**Extracted records:**
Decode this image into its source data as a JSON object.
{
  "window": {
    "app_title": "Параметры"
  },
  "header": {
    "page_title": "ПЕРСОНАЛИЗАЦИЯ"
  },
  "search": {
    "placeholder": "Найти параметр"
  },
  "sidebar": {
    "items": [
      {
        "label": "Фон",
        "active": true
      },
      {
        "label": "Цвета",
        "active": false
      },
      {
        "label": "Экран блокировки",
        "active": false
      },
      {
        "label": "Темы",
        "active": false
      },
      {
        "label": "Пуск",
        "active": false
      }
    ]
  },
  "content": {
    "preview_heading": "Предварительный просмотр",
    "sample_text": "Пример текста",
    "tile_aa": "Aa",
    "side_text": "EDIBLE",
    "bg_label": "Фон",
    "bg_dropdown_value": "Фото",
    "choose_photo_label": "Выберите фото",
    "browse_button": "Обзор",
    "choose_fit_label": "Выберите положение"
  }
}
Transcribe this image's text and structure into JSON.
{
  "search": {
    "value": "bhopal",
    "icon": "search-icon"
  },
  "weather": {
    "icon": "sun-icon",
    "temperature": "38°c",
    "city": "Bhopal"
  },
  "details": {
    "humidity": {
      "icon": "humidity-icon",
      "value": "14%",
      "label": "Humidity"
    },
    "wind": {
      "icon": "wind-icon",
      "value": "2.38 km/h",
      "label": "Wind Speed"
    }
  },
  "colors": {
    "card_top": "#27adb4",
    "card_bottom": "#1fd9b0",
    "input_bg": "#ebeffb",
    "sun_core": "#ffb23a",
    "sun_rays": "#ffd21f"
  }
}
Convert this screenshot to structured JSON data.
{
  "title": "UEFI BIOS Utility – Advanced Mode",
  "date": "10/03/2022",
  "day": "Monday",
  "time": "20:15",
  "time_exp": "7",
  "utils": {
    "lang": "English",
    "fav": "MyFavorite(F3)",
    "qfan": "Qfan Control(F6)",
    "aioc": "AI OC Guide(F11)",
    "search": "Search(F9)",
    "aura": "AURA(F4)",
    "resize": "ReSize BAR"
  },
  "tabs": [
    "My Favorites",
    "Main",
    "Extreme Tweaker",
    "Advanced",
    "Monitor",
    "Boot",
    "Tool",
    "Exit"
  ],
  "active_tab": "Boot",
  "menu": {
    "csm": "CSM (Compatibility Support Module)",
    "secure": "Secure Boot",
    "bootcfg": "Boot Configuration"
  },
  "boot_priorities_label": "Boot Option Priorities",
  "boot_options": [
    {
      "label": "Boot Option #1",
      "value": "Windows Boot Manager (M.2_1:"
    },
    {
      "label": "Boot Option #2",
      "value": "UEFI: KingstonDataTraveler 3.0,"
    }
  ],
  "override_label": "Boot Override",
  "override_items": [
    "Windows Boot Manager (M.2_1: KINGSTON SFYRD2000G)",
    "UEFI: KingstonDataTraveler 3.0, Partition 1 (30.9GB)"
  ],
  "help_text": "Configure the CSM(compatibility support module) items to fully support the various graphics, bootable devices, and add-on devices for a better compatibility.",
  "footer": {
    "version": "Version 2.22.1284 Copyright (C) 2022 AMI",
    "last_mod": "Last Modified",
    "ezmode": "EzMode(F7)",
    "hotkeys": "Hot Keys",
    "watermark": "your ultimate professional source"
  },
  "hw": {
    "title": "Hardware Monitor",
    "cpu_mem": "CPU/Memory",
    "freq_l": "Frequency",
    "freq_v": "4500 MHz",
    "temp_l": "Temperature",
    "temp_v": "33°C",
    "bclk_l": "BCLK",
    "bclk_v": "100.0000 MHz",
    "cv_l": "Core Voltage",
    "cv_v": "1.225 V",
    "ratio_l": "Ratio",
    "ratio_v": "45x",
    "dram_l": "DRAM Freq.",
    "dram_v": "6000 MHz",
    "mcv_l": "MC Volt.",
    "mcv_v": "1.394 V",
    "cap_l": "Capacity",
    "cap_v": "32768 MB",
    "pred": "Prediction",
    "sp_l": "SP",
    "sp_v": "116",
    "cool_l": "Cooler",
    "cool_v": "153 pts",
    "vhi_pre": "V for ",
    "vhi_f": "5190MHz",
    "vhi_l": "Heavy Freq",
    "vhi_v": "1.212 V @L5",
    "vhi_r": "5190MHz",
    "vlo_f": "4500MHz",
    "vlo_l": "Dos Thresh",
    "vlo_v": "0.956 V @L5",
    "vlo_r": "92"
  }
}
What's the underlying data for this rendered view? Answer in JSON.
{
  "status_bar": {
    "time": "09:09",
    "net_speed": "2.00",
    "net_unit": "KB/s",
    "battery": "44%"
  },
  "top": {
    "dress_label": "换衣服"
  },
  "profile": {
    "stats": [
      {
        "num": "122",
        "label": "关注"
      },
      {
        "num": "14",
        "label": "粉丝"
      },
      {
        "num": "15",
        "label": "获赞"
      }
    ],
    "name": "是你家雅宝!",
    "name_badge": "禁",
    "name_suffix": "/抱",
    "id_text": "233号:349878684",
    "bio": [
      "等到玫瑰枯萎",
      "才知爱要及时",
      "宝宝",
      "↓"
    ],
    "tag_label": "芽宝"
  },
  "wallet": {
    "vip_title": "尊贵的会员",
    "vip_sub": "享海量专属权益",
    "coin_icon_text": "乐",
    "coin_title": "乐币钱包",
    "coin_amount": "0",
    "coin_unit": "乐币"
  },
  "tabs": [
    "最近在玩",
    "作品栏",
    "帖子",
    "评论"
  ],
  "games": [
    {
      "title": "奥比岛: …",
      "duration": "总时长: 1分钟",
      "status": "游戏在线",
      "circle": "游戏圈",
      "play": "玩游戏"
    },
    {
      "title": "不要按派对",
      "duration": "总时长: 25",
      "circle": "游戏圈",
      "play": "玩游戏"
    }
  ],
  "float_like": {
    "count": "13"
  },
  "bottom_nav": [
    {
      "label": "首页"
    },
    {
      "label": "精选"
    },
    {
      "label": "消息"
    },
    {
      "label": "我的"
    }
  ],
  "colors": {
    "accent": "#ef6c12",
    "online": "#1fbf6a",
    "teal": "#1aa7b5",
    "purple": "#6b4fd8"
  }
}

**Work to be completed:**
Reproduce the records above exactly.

**Solution to the problem:**
Decode this image into its source data as a JSON object.
{
  "window": {
    "app_title": "Параметры"
  },
  "header": {
    "page_title": "ПЕРСОНАЛИЗАЦИЯ"
  },
  "search": {
    "placeholder": "Найти параметр"
  },
  "sidebar": {
    "items": [
      {
        "label": "Фон",
        "active": true
      },
      {
        "label": "Цвета",
        "active": false
      },
      {
        "label": "Экран блокировки",
        "active": false
      },
      {
        "label": "Темы",
        "active": false
      },
      {
        "label": "Пуск",
        "active": false
      }
    ]
  },
  "content": {
    "preview_heading": "Предварительный просмотр",
    "sample_text": "Пример текста",
    "tile_aa": "Aa",
    "side_text": "EDIBLE",
    "bg_label": "Фон",
    "bg_dropdown_value": "Фото",
    "choose_photo_label": "Выберите фото",
    "browse_button": "Обзор",
    "choose_fit_label": "Выберите положение"
  }
}
Transcribe this image's text and structure into JSON.
{
  "search": {
    "value": "bhopal",
    "icon": "search-icon"
  },
  "weather": {
    "icon": "sun-icon",
    "temperature": "38°c",
    "city": "Bhopal"
  },
  "details": {
    "humidity": {
      "icon": "humidity-icon",
      "value": "14%",
      "label": "Humidity"
    },
    "wind": {
      "icon": "wind-icon",
      "value": "2.38 km/h",
      "label": "Wind Speed"
    }
  },
  "colors": {
    "card_top": "#27adb4",
    "card_bottom": "#1fd9b0",
    "input_bg": "#ebeffb",
    "sun_core": "#ffb23a",
    "sun_rays": "#ffd21f"
  }
}
Convert this screenshot to structured JSON data.
{
  "title": "UEFI BIOS Utility – Advanced Mode",
  "date": "10/03/2022",
  "day": "Monday",
  "time": "20:15",
  "time_exp": "7",
  "utils": {
    "lang": "English",
    "fav": "MyFavorite(F3)",
    "qfan": "Qfan Control(F6)",
    "aioc": "AI OC Guide(F11)",
    "search": "Search(F9)",
    "aura": "AURA(F4)",
    "resize": "ReSize BAR"
  },
  "tabs": [
    "My Favorites",
    "Main",
    "Extreme Tweaker",
    "Advanced",
    "Monitor",
    "Boot",
    "Tool",
    "Exit"
  ],
  "active_tab": "Boot",
  "menu": {
    "csm": "CSM (Compatibility Support Module)",
    "secure": "Secure Boot",
    "bootcfg": "Boot Configuration"
  },
  "boot_priorities_label": "Boot Option Priorities",
  "boot_options": [
    {
      "label": "Boot Option #1",
      "value": "Windows Boot Manager (M.2_1:"
    },
    {
      "label": "Boot Option #2",
      "value": "UEFI: KingstonDataTraveler 3.0,"
    }
  ],
  "override_label": "Boot Override",
  "override_items": [
    "Windows Boot Manager (M.2_1: KINGSTON SFYRD2000G)",
    "UEFI: KingstonDataTraveler 3.0, Partition 1 (30.9GB)"
  ],
  "help_text": "Configure the CSM(compatibility support module) items to fully support the various graphics, bootable devices, and add-on devices for a better compatibility.",
  "footer": {
    "version": "Version 2.22.1284 Copyright (C) 2022 AMI",
    "last_mod": "Last Modified",
    "ezmode": "EzMode(F7)",
    "hotkeys": "Hot Keys",
    "watermark": "your ultimate professional source"
  },
  "hw": {
    "title": "Hardware Monitor",
    "cpu_mem": "CPU/Memory",
    "freq_l": "Frequency",
    "freq_v": "4500 MHz",
    "temp_l": "Temperature",
    "temp_v": "33°C",
    "bclk_l": "BCLK",
    "bclk_v": "100.0000 MHz",
    "cv_l": "Core Voltage",
    "cv_v": "1.225 V",
    "ratio_l": "Ratio",
    "ratio_v": "45x",
    "dram_l": "DRAM Freq.",
    "dram_v": "6000 MHz",
    "mcv_l": "MC Volt.",
    "mcv_v": "1.394 V",
    "cap_l": "Capacity",
    "cap_v": "32768 MB",
    "pred": "Prediction",
    "sp_l": "SP",
    "sp_v": "116",
    "cool_l": "Cooler",
    "cool_v": "153 pts",
    "vhi_pre": "V for ",
    "vhi_f": "5190MHz",
    "vhi_l": "Heavy Freq",
    "vhi_v": "1.212 V @L5",
    "vhi_r": "5190MHz",
    "vlo_f": "4500MHz",
    "vlo_l": "Dos Thresh",
    "vlo_v": "0.956 V @L5",
    "vlo_r": "92"
  }
}
What's the underlying data for this rendered view? Answer in JSON.
{
  "status_bar": {
    "time": "09:09",
    "net_speed": "2.00",
    "net_unit": "KB/s",
    "battery": "44%"
  },
  "top": {
    "dress_label": "换衣服"
  },
  "profile": {
    "stats": [
      {
        "num": "122",
        "label": "关注"
      },
      {
        "num": "14",
        "label": "粉丝"
      },
      {
        "num": "15",
        "label": "获赞"
      }
    ],
    "name": "是你家雅宝!",
    "name_badge": "禁",
    "name_suffix": "/抱",
    "id_text": "233号:349878684",
    "bio": [
      "等到玫瑰枯萎",
      "才知爱要及时",
      "宝宝",
      "↓"
    ],
    "tag_label": "芽宝"
  },
  "wallet": {
    "vip_title": "尊贵的会员",
    "vip_sub": "享海量专属权益",
    "coin_icon_text": "乐",
    "coin_title": "乐币钱包",
    "coin_amount": "0",
    "coin_unit": "乐币"
  },
  "tabs": [
    "最近在玩",
    "作品栏",
    "帖子",
    "评论"
  ],
  "games": [
    {
      "title": "奥比岛: …",
      "duration": "总时长: 1分钟",
      "status": "游戏在线",
      "circle": "游戏圈",
      "play": "玩游戏"
    },
    {
      "title": "不要按派对",
      "duration": "总时长: 25",
      "circle": "游戏圈",
      "play": "玩游戏"
    }
  ],
  "float_like": {
    "count": "13"
  },
  "bottom_nav": [
    {
      "label": "首页"
    },
    {
      "label": "精选"
    },
    {
      "label": "消息"
    },
    {
      "label": "我的"
    }
  ],
  "colors": {
    "accent": "#ef6c12",
    "online": "#1fbf6a",
    "teal": "#1aa7b5",
    "purple": "#6b4fd8"
  }
}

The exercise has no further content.